Dozens of Dead Sharks Found in Kaneohe Bay

Terrance Ghoston
Terrance Ghoston
John Naughton, biologist and shark expert
John Naughton, biologist and shark expert

KANEOHE (KHNL)  It is an eerie scene in Kaneohe Bay, Thursday morning, as close to three dozen hammerhead sharks lay dead in the water.

An investigation is apparently already underway to determine what caused the shark deaths, on such a large scale.

"Along this whole coastline, all dead," says Terrance Ghoston lives near Kaneohe Bay.

He says the family dog actually discovered the 2-to-3 foot carcasses, yesterday afternoon, when the canine returned from the beach with a dead hammerhead in its mouth.

"36 - I think I counted, dead hammerhead sharks floating along our shore. Trying to figure out what's going on, what the problem is, not really sure."

According to Ghoston, a scientist who identified himself as being an employee of the National Oceanic and Atmospheric Administration responded to the strange scene. Ghoston says the scientist offered no explanation -- nor advice.

"He took a couple sharks back to his laboratory. But, he couldn't tell me much about it. He told me to give him a call in a couple of days."

So now, the mystery remains. Why are so many hammerhead sharks dead in the bay, while other fish, and shoreline crabs continue to live.

"That's one of my main concerns because I was out there in the water. My dog was out in the water and if there's something out there killing the sharks I'm afraid it might affect me. Why is it only the sharks? I've seen no other dead fish. I've seen crabs running around. The only dead things are sharks."

Local biologists from the National Oceanic and Atmospheric Administration are examining the carcasses.

They say it's common for one or two dead pups to wash ashore this time of the year, but it's unusual for them to see 20-40 dead sharks in the same spot.

They believe a fisherman may have caught the sharks with a net and then, threw them out.

"We don't know for sure this is what happened, but from our experience in the past when we get large numbers of pups dying, this is generally the cause," said John Naughton, biologist.

The biologists have looked at the dead sharks and so far, they haven't found any net marks on them. Residents in the area have their own theories.

"Part of nature I guess," said Cookie Rodrigues, Kailua resident.

"Well, we've had pollution in the water for the last couple of months. That could have been a contributor to the water," said Frank Rodrigues, Kailua resident.

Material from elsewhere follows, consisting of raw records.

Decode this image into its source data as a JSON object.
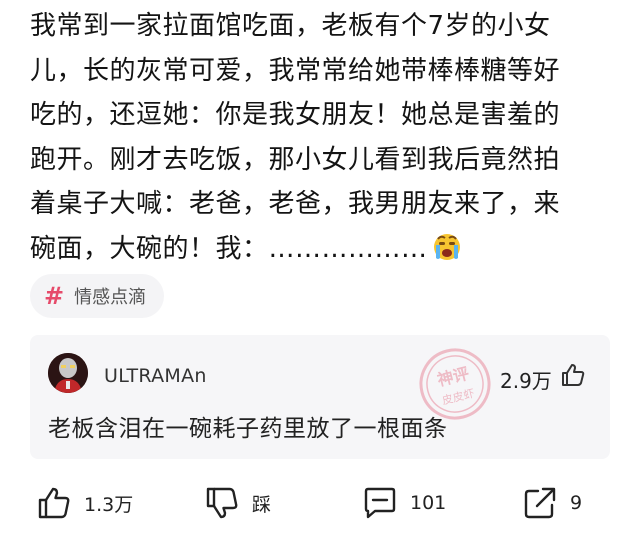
{
  "post": {
    "lines": [
      "我常到一家拉面馆吃面，老板有个7岁的小女",
      "儿，长的灰常可爱，我常常给她带棒棒糖等好",
      "吃的，还逗她：你是我女朋友！她总是害羞的",
      "跑开。刚才去吃饭，那小女儿看到我后竟然拍",
      "着桌子大喊：老爸，老爸，我男朋友来了，来",
      "碗面，大碗的！我：………………"
    ],
    "emoji": "crying-face-icon"
  },
  "topic": {
    "hash": "#",
    "label": "情感点滴"
  },
  "top_comment": {
    "username": "ULTRAMAn",
    "likes": "2.9万",
    "text": "老板含泪在一碗耗子药里放了一根面条",
    "stamp_line1": "神评",
    "stamp_line2": "皮皮虾"
  },
  "actions": {
    "like_count": "1.3万",
    "dislike_label": "踩",
    "comment_count": "101",
    "share_count": "9"
  },
  "colors": {
    "accent": "#e64a6a",
    "stamp": "#e0506a",
    "card_bg": "#f6f6f8"
  }
}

If more dead sharks wash ashore, experts will investigate further.

"We're going to make a decision later if we need to send samples to a lab for contaminants analysis," said Naughton.